Shawn, do you have an updated writeup on how you have this setup? Or maybe you can update your original post? As the thread gets longer it’s harder to make sure newbies like me are using the latest greatest config :wink:


The CheVolume idea is interesting… however, I couldn’t quiet see how to set it up for the same effect you have with the other way. How are you controlling the JARVIS listening/answering setup so it still works from teamspeak?


The original post I believe speaks for itself.

I’ve actually have trouble getting jarvis to work well with CheVolume and Teamspeak. I’m still trying to figure this one out. Until then, it seems the system’s default audio is going to have to be utilized by jarvis in order for this to work. A necessary evil for now.

Hello all and thank you for sharing your thoughts on this topic. I cannot really understand the problem with audio. When you say that jarvis " interferes " with the audio… Before any reply would assignment of multiple profiles help at all?
I mean if you make a " house" profile, " work" profile, “media” profile so u switch depending what you want to do.

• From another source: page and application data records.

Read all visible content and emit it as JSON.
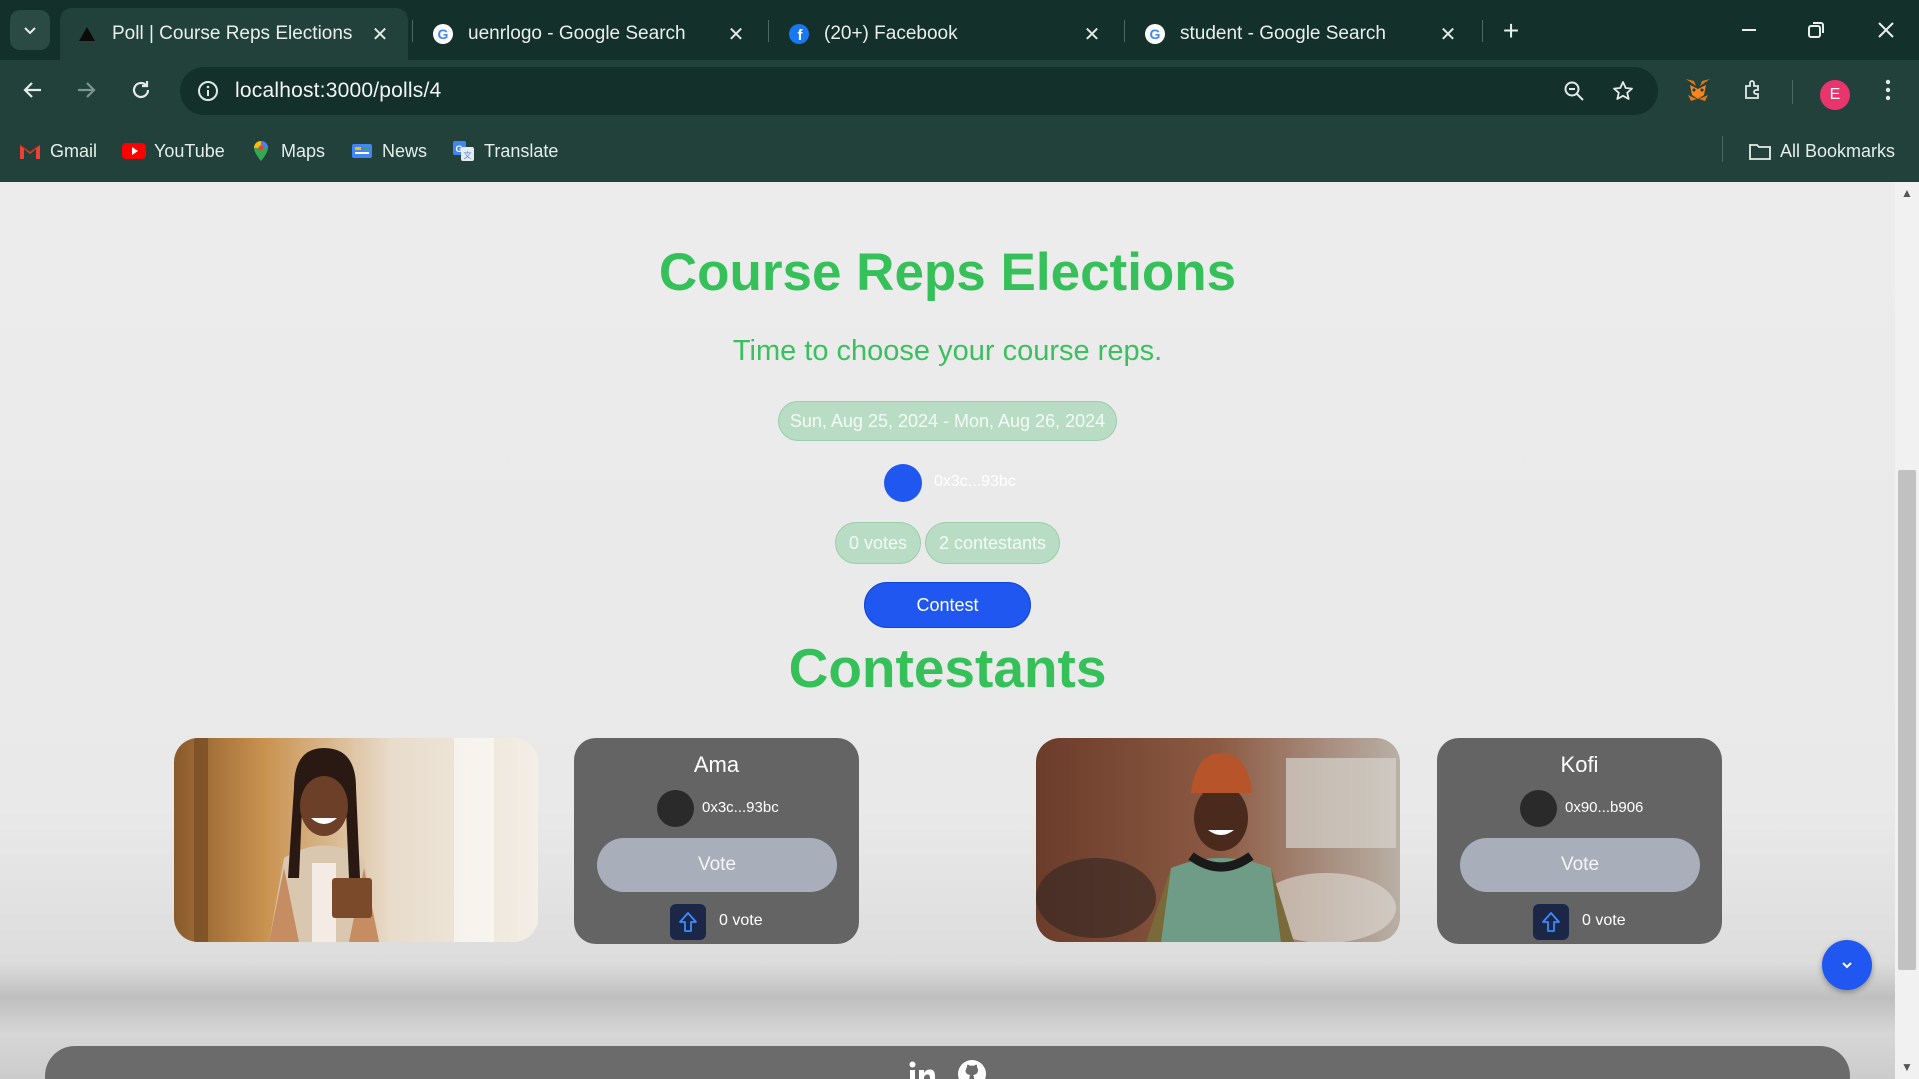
{
  "browser": {
    "tabs": [
      {
        "title": "Poll | Course Reps Elections",
        "favicon": "triangle-logo-icon",
        "active": true
      },
      {
        "title": "uenrlogo - Google Search",
        "favicon": "google-icon",
        "active": false
      },
      {
        "title": "(20+) Facebook",
        "favicon": "facebook-icon",
        "active": false
      },
      {
        "title": "student - Google Search",
        "favicon": "google-icon",
        "active": false
      }
    ],
    "url": "localhost:3000/polls/4",
    "profile_initial": "E",
    "bookmarks": [
      {
        "label": "Gmail",
        "icon": "gmail-icon"
      },
      {
        "label": "YouTube",
        "icon": "youtube-icon"
      },
      {
        "label": "Maps",
        "icon": "maps-icon"
      },
      {
        "label": "News",
        "icon": "news-icon"
      },
      {
        "label": "Translate",
        "icon": "translate-icon"
      }
    ],
    "all_bookmarks_label": "All Bookmarks"
  },
  "poll": {
    "title": "Course Reps Elections",
    "description": "Time to choose your course reps.",
    "date_range": "Sun, Aug 25, 2024 - Mon, Aug 26, 2024",
    "owner_address": "0x3c...93bc",
    "votes_label": "0 votes",
    "contestants_label": "2 contestants",
    "contest_label": "Contest"
  },
  "contestants_heading": "Contestants",
  "contestants": [
    {
      "name": "Ama",
      "address": "0x3c...93bc",
      "vote_label": "Vote",
      "count_label": "0 vote"
    },
    {
      "name": "Kofi",
      "address": "0x90...b906",
      "vote_label": "Vote",
      "count_label": "0 vote"
    }
  ],
  "colors": {
    "accent_green": "#36c05a",
    "primary_blue": "#1f57f0",
    "card_gray": "#646464",
    "pill_green": "#b8dcc4"
  }
}
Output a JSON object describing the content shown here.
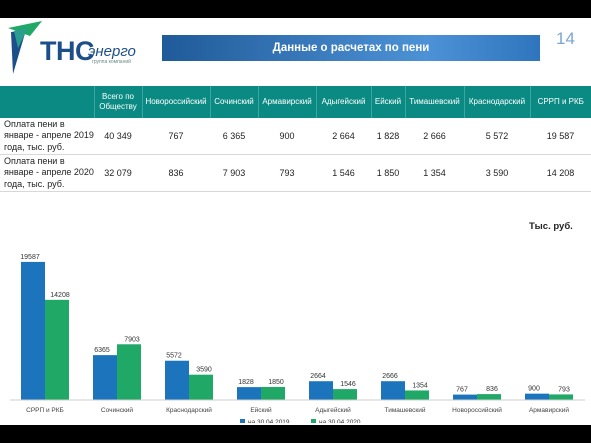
{
  "header": {
    "logo_main": "ТНС",
    "logo_second": "энерго",
    "logo_tagline": "группа компаний",
    "title": "Данные о расчетах по пени",
    "page_number": "14"
  },
  "table": {
    "columns": [
      "",
      "Всего по Обществу",
      "Новороссийский",
      "Сочинский",
      "Армавирский",
      "Адыгейский",
      "Ейский",
      "Тимашевский",
      "Краснодарский",
      "СРРП и РКБ"
    ],
    "rows": [
      {
        "label": "Оплата пени в январе - апреле 2019 года, тыс. руб.",
        "cells": [
          "40 349",
          "767",
          "6 365",
          "900",
          "2 664",
          "1 828",
          "2 666",
          "5 572",
          "19 587"
        ]
      },
      {
        "label": "Оплата пени в январе - апреле 2020 года, тыс. руб.",
        "cells": [
          "32 079",
          "836",
          "7 903",
          "793",
          "1 546",
          "1 850",
          "1 354",
          "3 590",
          "14 208"
        ]
      }
    ]
  },
  "unit_label": "Тыс. руб.",
  "colors": {
    "series_2019": "#1c75bc",
    "series_2020": "#20a866",
    "header_teal": "#0a8a83"
  },
  "chart_data": {
    "type": "bar",
    "title": "",
    "xlabel": "",
    "ylabel": "",
    "ylim": [
      0,
      20000
    ],
    "grid": false,
    "legend": "bottom",
    "categories": [
      "СРРП и РКБ",
      "Сочинский",
      "Краснодарский",
      "Ейский",
      "Адыгейский",
      "Тимашевский",
      "Новороссийский",
      "Армавирский"
    ],
    "series": [
      {
        "name": "на 30.04.2019",
        "values": [
          19587,
          6365,
          5572,
          1828,
          2664,
          2666,
          767,
          900
        ]
      },
      {
        "name": "на 30.04.2020",
        "values": [
          14208,
          7903,
          3590,
          1850,
          1546,
          1354,
          836,
          793
        ]
      }
    ]
  }
}
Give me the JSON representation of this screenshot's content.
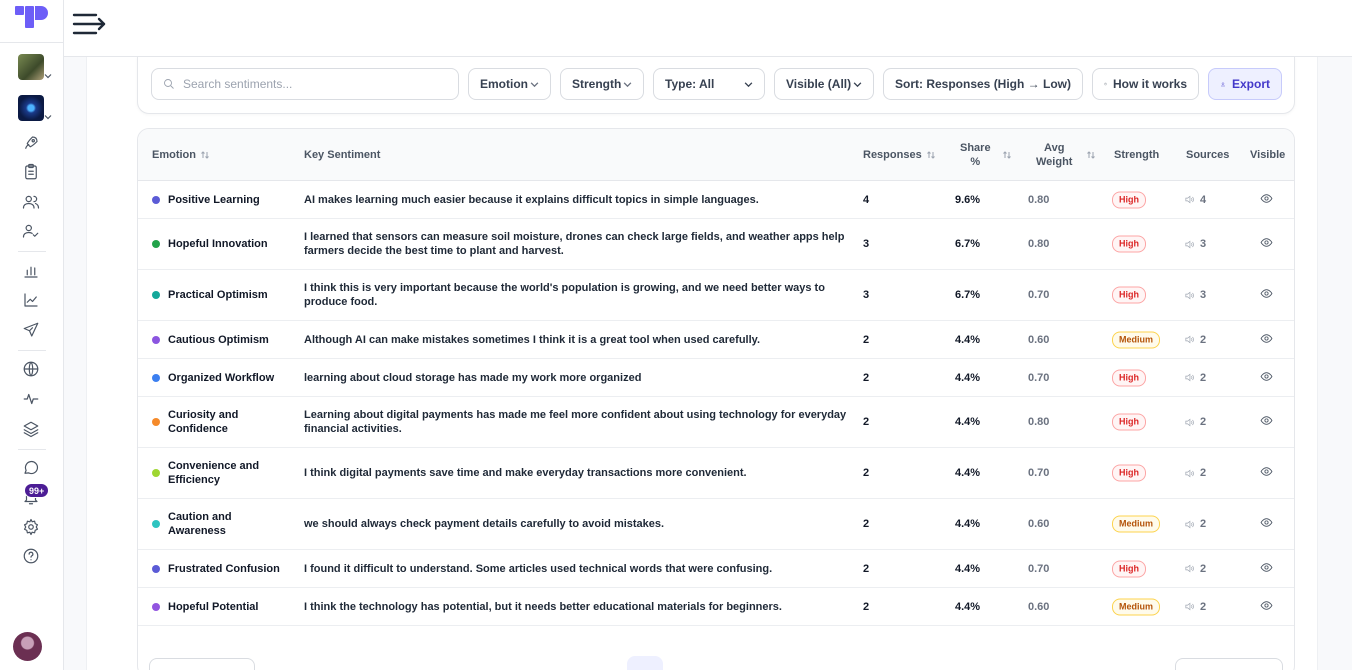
{
  "colors": {
    "accent": "#4338ca",
    "logo": "#6d5ef7",
    "high": "#dc2626",
    "medium": "#b45309"
  },
  "sidebar": {
    "badge": "99+",
    "icons": [
      "rocket-icon",
      "clipboard-icon",
      "users-icon",
      "user-check-icon",
      "bar-chart-icon",
      "line-chart-icon",
      "send-icon",
      "globe-icon",
      "activity-icon",
      "layers-icon",
      "chat-icon",
      "bell-icon",
      "gear-icon",
      "help-icon"
    ]
  },
  "filters": {
    "search_placeholder": "Search sentiments...",
    "emotion": "Emotion",
    "strength": "Strength",
    "type": "Type: All",
    "visible": "Visible (All)",
    "sort": "Sort: Responses (High → Low)",
    "how": "How it works",
    "export": "Export"
  },
  "table": {
    "headers": {
      "emotion": "Emotion",
      "key": "Key Sentiment",
      "responses": "Responses",
      "share_1": "Share",
      "share_2": "%",
      "avg_1": "Avg",
      "avg_2": "Weight",
      "strength": "Strength",
      "sources": "Sources",
      "visible": "Visible"
    },
    "rows": [
      {
        "emotion": "Positive Learning",
        "dot": "#5b5bd6",
        "sentiment": "AI makes learning much easier because it explains difficult topics in simple languages.",
        "responses": "4",
        "share": "9.6%",
        "avg": "0.80",
        "strength": "High",
        "sources": "4"
      },
      {
        "emotion": "Hopeful Innovation",
        "dot": "#22a34a",
        "sentiment": "I learned that sensors can measure soil moisture, drones can check large fields, and weather apps help farmers decide the best time to plant and harvest.",
        "responses": "3",
        "share": "6.7%",
        "avg": "0.80",
        "strength": "High",
        "sources": "3"
      },
      {
        "emotion": "Practical Optimism",
        "dot": "#14a89a",
        "sentiment": "I think this is very important because the world's population is growing, and we need better ways to produce food.",
        "responses": "3",
        "share": "6.7%",
        "avg": "0.70",
        "strength": "High",
        "sources": "3"
      },
      {
        "emotion": "Cautious Optimism",
        "dot": "#8b55e0",
        "sentiment": "Although AI can make mistakes sometimes I think it is a great tool when used carefully.",
        "responses": "2",
        "share": "4.4%",
        "avg": "0.60",
        "strength": "Medium",
        "sources": "2"
      },
      {
        "emotion": "Organized Workflow",
        "dot": "#3b7ff0",
        "sentiment": "learning about cloud storage has made my work more organized",
        "responses": "2",
        "share": "4.4%",
        "avg": "0.70",
        "strength": "High",
        "sources": "2"
      },
      {
        "emotion": "Curiosity and Confidence",
        "dot": "#f58a2a",
        "sentiment": "Learning about digital payments has made me feel more confident about using technology for everyday financial activities.",
        "responses": "2",
        "share": "4.4%",
        "avg": "0.80",
        "strength": "High",
        "sources": "2"
      },
      {
        "emotion": "Convenience and Efficiency",
        "dot": "#9ed631",
        "sentiment": "I think digital payments save time and make everyday transactions more convenient.",
        "responses": "2",
        "share": "4.4%",
        "avg": "0.70",
        "strength": "High",
        "sources": "2"
      },
      {
        "emotion": "Caution and Awareness",
        "dot": "#2ec4c0",
        "sentiment": "we should always check payment details carefully to avoid mistakes.",
        "responses": "2",
        "share": "4.4%",
        "avg": "0.60",
        "strength": "Medium",
        "sources": "2"
      },
      {
        "emotion": "Frustrated Confusion",
        "dot": "#5b5bd6",
        "sentiment": "I found it difficult to understand. Some articles used technical words that were confusing.",
        "responses": "2",
        "share": "4.4%",
        "avg": "0.70",
        "strength": "High",
        "sources": "2"
      },
      {
        "emotion": "Hopeful Potential",
        "dot": "#9255e0",
        "sentiment": "I think the technology has potential, but it needs better educational materials for beginners.",
        "responses": "2",
        "share": "4.4%",
        "avg": "0.60",
        "strength": "Medium",
        "sources": "2"
      }
    ]
  }
}
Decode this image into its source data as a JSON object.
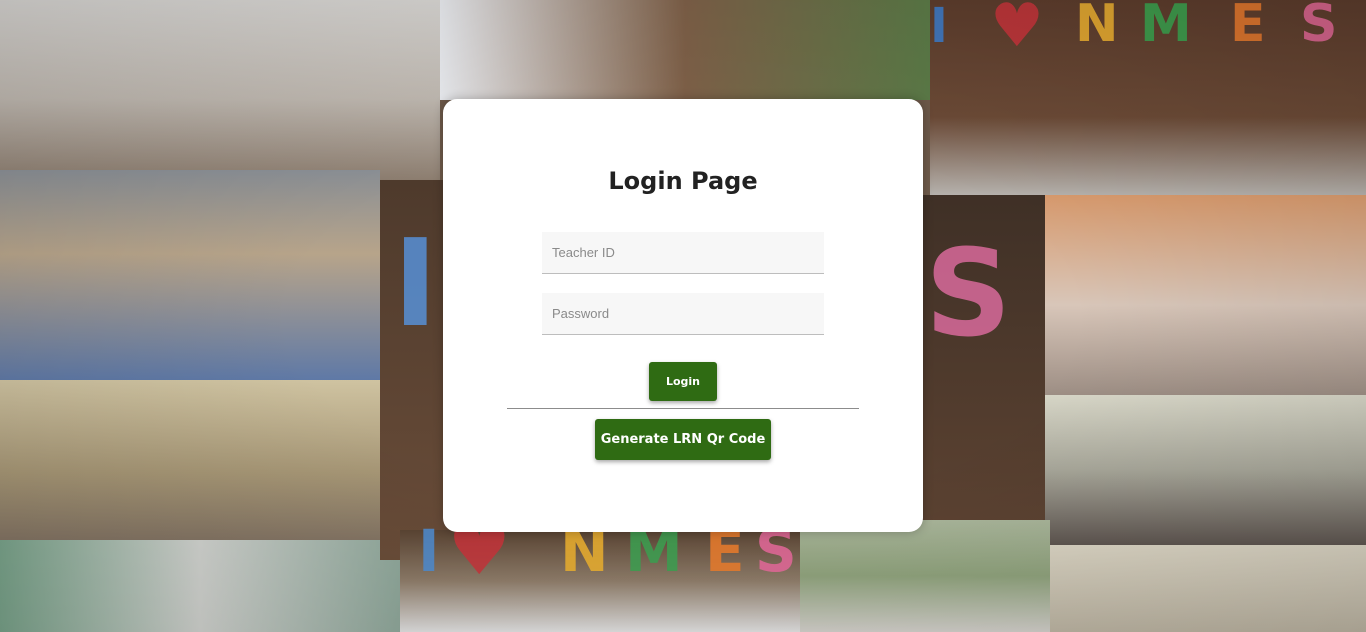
{
  "login": {
    "title": "Login Page",
    "teacher_id_placeholder": "Teacher ID",
    "password_placeholder": "Password",
    "login_label": "Login",
    "generate_label": "Generate LRN Qr Code"
  },
  "colors": {
    "button_green": "#2f6b13",
    "card_background": "#ffffff",
    "field_background": "#f7f7f7"
  }
}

I understand your solution deafman, please allow me to explain in more detail.

Your computer has a series of audio inputs and outputs, speakers and microphones. When you setup Jarvis, that software is setup to utilize the computer’s default input and output. So if you happen to have say two sets of speaker systems each on a different physical output and two separate microphones each on a different input, Jarvis will use whichever is your system’s default, the main audio profile you select.

In other words, Jarvis itself doesn’t let you pick and choose which audio system you use, it just uses the default. Your computer DOES have the option to let you pick and choose what SOME software uses. This is important because, let’s say you’re playing a game, you want the game’s audio, music, effects, to play through your loud speakers, but you want teamspeak or whatever to play through your headphones. You don’t want to use the PC’s mic that might be on the other side of the desk, but you might want to use your headset’s mic that’s next to your mouth for teamspeak.

So microsoft allows you to pick and choose for certain software what audio profiles to use, but Jarvis doesn’t come with this feature. This means, if you’re watching a movie, Jarvis will just blurt out over the movie. You also couldn’t specify which speaker Jarvis is to talk to in your house if you have speakers everywhere for a ‘smart house’ environment.

That is the issue. Chevolume attempts to correct this, but Jarvis’ code doesn’t allow for it to operate functionally. What it comes down to is that you can either have your computer’s audio through your speakers or through teamspeak, but you can’t have both until this issue has been resolved.